Track and field's version of the prep-to-pro generation is here. Much like the
wave of stars--Kevin Garnett, Kobe Bryant, and LeBron James--who reshaped professional basketball in the late 1990s and early 2000s by leaping directly from high school to the NBA, the future of our sport is being rewritten by an unprecedented group of talented athletes turning professional without competing collegiately first.

The most recent high school track stars to turn pro include high jumper Vashti Cunningham and sprinter Khalifa St. Fort, who both shed amateurism this month. Those two followed in the now well-worn path laid out by sprinter Candace Hill and middle-distance runners Ajee Wilson, Mary Cain, and Alexa Efraimson. Wilson signed with Adidas in January 2013 after graduating from high school in 2012. Cain and Efraimson each signed with Nike after their junior high school seasons in 2013 and 2014, respectively. Hill signed with Asics after breaking the national high school record in the 100m as a sophomore.

Allyson Felix turned pro after graduating high school in 2003, but she was a serious outlier at the time.

It's unclear exactly how the pioneers of the prep-to-pro generation will perform as professionals. Efraimson (1500m), Hill (100m), and Cunningham (high jump) all hold American junior records in their respective events, but only Efraimson set her record while she was getting paid to do so. Cain's greatest successes came before she turned professional, and Hill, St. Fort, and Cunningham are embarking on their first outdoor seasons as professionals in 2016. Just like the NBA's prep-to-pro generation had its busts--think Kwame Brown or Eddy Curry--surely track and field's will, too. Not every star high schooler who signs a lucrative endorsement contract will become an Olympian, or even a U.S. champion.

But every single one of them deserves her money.

If any one of these athletes never touches her age-18 PR or seriously contends for an international team, listen for the people who say they should have gone through the NCAA system. And then laugh.

Anyone who claims that an athlete would be better off competing collegiately than professionally is essentially telling a talented person that they should work for free. Aside from being wrong by at least one objective measure--no matter how well Wilson, Cain, Efraimson, Hill, Cunningham, and St. Fort perform this summer, they've already deposited their paychecks--this stance is indefensible. Imagine telling anyone else, in any other field, that they could receive a healthy salary for their work, but they should instead work for the pleasure of free classes, textbooks, and meals on a college campus.

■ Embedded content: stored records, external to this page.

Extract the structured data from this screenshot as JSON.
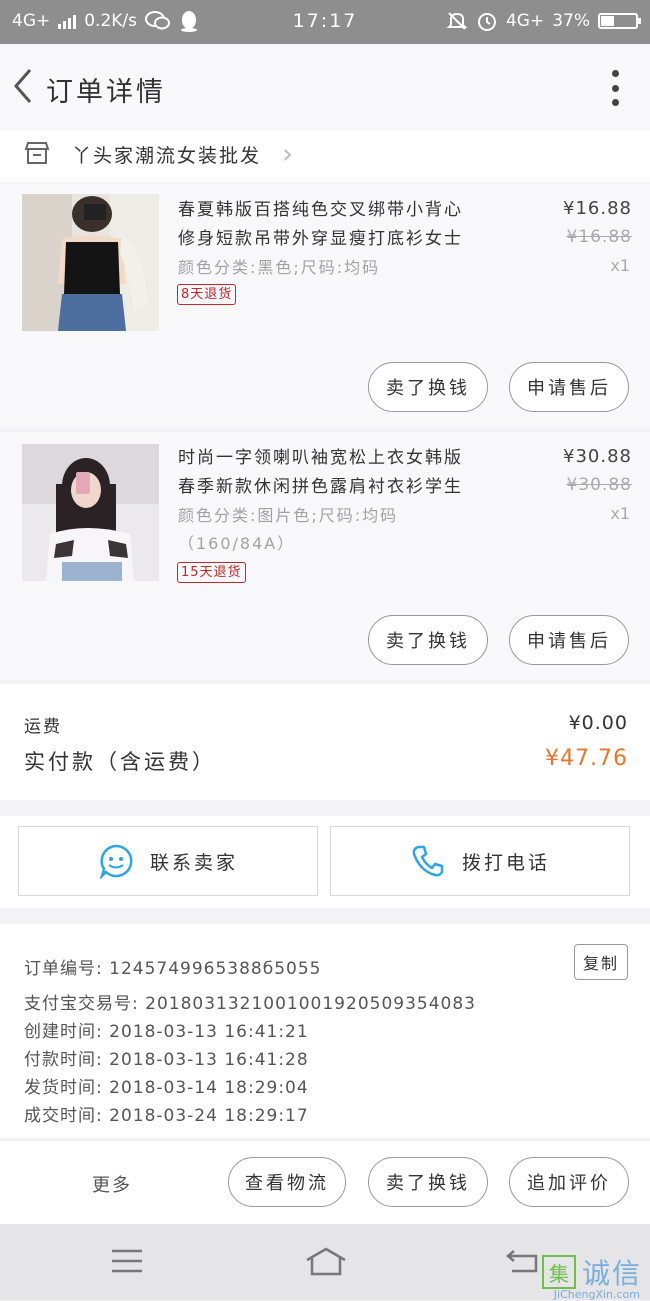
{
  "status_bar": {
    "network": "4G+",
    "speed": "0.2K/s",
    "time": "17:17",
    "network_right": "4G+",
    "battery": "37%",
    "battery_level": 0.37
  },
  "header": {
    "title": "订单详情"
  },
  "shop": {
    "name": "丫头家潮流女装批发"
  },
  "items": [
    {
      "title_line1": "春夏韩版百搭纯色交叉绑带小背心",
      "title_line2": "修身短款吊带外穿显瘦打底衫女士",
      "sku": "颜色分类:黑色;尺码:均码",
      "sku_line2": "",
      "return_badge": "8天退货",
      "price": "¥16.88",
      "original_price": "¥16.88",
      "quantity": "x1",
      "button_sell": "卖了换钱",
      "button_aftersale": "申请售后"
    },
    {
      "title_line1": "时尚一字领喇叭袖宽松上衣女韩版",
      "title_line2": "春季新款休闲拼色露肩衬衣衫学生",
      "sku": "颜色分类:图片色;尺码:均码",
      "sku_line2": "（160/84A）",
      "return_badge": "15天退货",
      "price": "¥30.88",
      "original_price": "¥30.88",
      "quantity": "x1",
      "button_sell": "卖了换钱",
      "button_aftersale": "申请售后"
    }
  ],
  "summary": {
    "shipping_label": "运费",
    "shipping_value": "¥0.00",
    "paid_label": "实付款（含运费）",
    "paid_value": "¥47.76"
  },
  "contact": {
    "seller_label": "联系卖家",
    "phone_label": "拨打电话"
  },
  "order_info": {
    "order_no": "订单编号: 1245749965388б5055",
    "alipay_no": "支付宝交易号: 2018031321001001920509354083",
    "created": "创建时间: 2018-03-13  16:41:21",
    "paid": "付款时间: 2018-03-13  16:41:28",
    "shipped": "发货时间: 2018-03-14  18:29:04",
    "completed": "成交时间: 2018-03-24  18:29:17",
    "copy_label": "复制"
  },
  "actions": {
    "more": "更多",
    "logistics": "查看物流",
    "sell": "卖了换钱",
    "review": "追加评价"
  },
  "watermark": {
    "char": "集",
    "text": "诚信",
    "url": "JiChengXin.com"
  }
}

An increasingly large number of talented teenage girls who compete in track and field in the United States have looked at the collegiate system and thought, like every other working person ever, that they would like to be compensated for their work if possible. For this, they were willing to sacrifice their eligibility to compete with a school's name on their shirt. Good for them. It seems clear that more smart teenagers will be doing the same.